Young Inventors Shine at Convention 

150 students participate in annual Invention Convention

May 23, 2014
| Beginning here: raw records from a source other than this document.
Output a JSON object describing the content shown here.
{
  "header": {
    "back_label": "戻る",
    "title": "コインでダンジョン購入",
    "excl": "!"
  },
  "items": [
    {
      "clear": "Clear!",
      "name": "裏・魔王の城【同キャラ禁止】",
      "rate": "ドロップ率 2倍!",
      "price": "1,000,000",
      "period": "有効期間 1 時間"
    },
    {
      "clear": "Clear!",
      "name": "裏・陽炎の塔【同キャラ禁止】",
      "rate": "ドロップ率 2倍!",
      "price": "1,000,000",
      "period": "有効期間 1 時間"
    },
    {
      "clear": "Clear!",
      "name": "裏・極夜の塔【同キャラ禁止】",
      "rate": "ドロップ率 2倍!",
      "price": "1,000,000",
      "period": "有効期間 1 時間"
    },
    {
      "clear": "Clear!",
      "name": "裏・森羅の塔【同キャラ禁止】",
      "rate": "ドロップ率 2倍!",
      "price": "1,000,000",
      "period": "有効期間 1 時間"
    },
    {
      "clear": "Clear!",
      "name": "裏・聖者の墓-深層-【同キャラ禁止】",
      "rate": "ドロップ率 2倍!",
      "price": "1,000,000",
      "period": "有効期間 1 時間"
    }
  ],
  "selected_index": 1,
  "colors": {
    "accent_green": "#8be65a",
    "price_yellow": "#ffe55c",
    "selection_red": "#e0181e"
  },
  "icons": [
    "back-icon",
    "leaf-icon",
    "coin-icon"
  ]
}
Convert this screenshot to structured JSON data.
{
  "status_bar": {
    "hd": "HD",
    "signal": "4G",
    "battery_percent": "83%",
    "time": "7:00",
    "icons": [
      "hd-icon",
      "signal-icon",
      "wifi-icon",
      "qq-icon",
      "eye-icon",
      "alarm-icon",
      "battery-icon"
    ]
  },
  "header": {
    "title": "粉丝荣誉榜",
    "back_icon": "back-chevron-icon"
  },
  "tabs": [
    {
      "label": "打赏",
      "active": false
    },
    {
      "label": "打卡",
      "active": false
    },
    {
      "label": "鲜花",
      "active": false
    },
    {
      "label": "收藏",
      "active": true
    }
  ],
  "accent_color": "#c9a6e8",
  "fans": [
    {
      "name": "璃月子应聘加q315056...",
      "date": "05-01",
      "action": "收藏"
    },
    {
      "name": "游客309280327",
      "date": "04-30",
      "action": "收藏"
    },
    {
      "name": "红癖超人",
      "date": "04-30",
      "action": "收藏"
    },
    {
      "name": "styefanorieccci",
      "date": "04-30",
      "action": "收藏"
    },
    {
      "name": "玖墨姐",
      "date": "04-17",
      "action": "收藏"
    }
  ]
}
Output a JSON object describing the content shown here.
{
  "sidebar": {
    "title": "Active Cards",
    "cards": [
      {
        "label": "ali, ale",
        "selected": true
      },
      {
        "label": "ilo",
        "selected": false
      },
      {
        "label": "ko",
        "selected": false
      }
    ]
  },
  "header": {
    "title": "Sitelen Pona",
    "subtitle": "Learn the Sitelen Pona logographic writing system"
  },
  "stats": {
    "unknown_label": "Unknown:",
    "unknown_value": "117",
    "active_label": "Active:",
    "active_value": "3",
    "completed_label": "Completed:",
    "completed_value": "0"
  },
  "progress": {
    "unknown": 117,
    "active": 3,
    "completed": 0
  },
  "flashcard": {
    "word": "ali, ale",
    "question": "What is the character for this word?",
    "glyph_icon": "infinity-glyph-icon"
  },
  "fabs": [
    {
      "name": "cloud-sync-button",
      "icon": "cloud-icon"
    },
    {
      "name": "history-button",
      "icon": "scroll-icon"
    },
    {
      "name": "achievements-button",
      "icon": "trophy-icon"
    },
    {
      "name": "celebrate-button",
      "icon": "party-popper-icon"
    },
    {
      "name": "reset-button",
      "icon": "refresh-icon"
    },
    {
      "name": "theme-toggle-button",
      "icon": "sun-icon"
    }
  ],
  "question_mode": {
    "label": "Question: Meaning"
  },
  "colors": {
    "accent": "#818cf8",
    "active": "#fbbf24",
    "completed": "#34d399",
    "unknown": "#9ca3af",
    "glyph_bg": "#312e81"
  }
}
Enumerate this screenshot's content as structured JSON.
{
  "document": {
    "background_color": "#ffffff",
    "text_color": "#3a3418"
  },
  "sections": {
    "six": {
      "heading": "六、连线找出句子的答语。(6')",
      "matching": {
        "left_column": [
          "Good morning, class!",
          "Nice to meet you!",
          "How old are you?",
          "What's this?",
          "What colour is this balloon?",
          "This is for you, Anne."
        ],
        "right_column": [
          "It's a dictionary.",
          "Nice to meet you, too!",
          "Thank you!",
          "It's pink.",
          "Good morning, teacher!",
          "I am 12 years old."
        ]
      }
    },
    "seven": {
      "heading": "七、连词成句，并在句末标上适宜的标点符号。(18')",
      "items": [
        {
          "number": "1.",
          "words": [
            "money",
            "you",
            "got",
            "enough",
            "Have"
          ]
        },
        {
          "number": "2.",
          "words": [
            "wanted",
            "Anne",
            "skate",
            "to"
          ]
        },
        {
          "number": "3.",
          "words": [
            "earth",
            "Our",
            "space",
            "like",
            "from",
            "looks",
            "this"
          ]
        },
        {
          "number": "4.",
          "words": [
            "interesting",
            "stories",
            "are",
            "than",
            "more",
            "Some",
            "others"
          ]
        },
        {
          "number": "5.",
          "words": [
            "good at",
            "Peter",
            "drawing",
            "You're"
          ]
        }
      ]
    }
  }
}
An invention by two CPS 3rd-graders could forever change the way we butter our bread.

 

Called The Butter Stick, this simple contraption was the top winner at this year’s CPS Invention Convention – an opportunity for students in grades 3-8 to show off their innovation and creativity while competing for scholarships and entrepreneurial opportunities.

 

Designed by Autumn DeBonnett and Ariel McGee, both 3rd-graders at Skinner West,The Butter Stick allows butter to be rolled out smoothly, avoiding any tearing of the bread.

 

“I think it could change the world,” said Autumn, “because it helps people do something that’s part of their everyday lives.”

 

In accordance with contest rules, the girls began their invention process several months ago by identifying a simple problem they thought they could solve.

 

“I eat toast with butter every day, but sometimes when I spread the butter the toast breaks and I get agitated,” said Ariel. “I thought a lot of other people might have that problem too.”

 

The solution came in the form of a recycled glue stick. The girls started by removing the excess glue, cleaning it, and filling the glue stick with butter. They chilled it overnight to create a mold, then twisted the bottom and rolled the butter smoothly onto bread.

 

The simple yet effective creation earned Autum and Ariel a $500 scholarship and a prototyping and mentoring opportunity with Imagine-It-Tech, one of the event’s key sponsors.

 

“I’m so proud of them for their amazing creativity,” said Skinner teacher Kori Milroy, who also guided last year’s Invention Convention winner into first place. “They thought of something that is very simple, but that really solves a problem they’d experienced in their lives, which is the whole idea of this exercise.”

 

Held at Crane Technical Prep High School, the Invention Convention inspires students to come up with original, problem-solving ideas and see them through to fruition.

 

“It gives kids a chance to develop an idea all their own in a creative, encouraging environment,” said Anneliewse Gegenheimer, Program Coordinator for the Invention Convention. “They’re responsible for developing and communicating that idea with our judges, which builds their confidence, as well as their presentation and communication skills.”

 

The judges were volunteer executives from IBM, the event’s main sponsor, as well as other corporations and STEM-related businesses throughout the city. In addition to supporting each other’s work, the students competed for over $4,000 in scholarships and prizes and participated in Imagination Station activities meant to further inspire their creativity.

 

Page Last Modified on Friday, May 23, 2014